Look over the lines below. Report each one that includes the string "JSON".
*** Opening Given information ***
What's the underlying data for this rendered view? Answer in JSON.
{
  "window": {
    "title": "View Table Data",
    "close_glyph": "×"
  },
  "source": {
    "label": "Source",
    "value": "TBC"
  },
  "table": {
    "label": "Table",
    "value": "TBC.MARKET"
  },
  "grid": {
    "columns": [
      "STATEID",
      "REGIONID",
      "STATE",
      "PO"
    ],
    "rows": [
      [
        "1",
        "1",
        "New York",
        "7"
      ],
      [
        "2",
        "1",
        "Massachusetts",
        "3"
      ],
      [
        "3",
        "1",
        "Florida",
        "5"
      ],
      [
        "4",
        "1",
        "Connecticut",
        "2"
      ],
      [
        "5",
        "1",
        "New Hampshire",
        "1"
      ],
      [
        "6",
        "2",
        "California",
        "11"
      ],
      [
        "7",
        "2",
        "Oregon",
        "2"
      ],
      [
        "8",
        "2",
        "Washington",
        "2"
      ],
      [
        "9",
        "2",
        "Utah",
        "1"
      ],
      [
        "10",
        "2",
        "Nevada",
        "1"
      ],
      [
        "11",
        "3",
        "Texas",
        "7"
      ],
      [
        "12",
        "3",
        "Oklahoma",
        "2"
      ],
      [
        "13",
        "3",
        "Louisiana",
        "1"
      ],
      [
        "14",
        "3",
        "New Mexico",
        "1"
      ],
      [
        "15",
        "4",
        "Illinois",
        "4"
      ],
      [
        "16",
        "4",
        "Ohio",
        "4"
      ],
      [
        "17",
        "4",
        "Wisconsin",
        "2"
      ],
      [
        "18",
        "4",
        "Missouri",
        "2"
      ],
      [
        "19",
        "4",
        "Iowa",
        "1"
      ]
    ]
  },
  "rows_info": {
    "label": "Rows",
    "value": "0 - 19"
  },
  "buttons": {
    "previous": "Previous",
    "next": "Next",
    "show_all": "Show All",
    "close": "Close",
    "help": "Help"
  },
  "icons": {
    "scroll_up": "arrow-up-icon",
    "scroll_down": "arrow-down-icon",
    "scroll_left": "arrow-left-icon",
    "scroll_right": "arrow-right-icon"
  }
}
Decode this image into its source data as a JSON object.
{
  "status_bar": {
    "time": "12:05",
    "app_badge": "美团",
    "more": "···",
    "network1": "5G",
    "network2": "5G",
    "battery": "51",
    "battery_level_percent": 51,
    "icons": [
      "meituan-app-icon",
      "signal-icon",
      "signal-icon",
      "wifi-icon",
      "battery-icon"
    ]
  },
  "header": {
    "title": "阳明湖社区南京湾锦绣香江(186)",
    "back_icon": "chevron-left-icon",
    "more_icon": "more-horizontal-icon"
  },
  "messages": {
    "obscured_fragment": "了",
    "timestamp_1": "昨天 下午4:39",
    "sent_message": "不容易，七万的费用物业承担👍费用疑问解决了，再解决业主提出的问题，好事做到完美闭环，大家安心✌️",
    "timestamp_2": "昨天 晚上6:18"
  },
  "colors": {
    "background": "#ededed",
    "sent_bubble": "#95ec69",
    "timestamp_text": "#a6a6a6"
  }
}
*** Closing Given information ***
== Solution ==
What's the underlying data for this rendered view? Answer in JSON.
Decode this image into its source data as a JSON object.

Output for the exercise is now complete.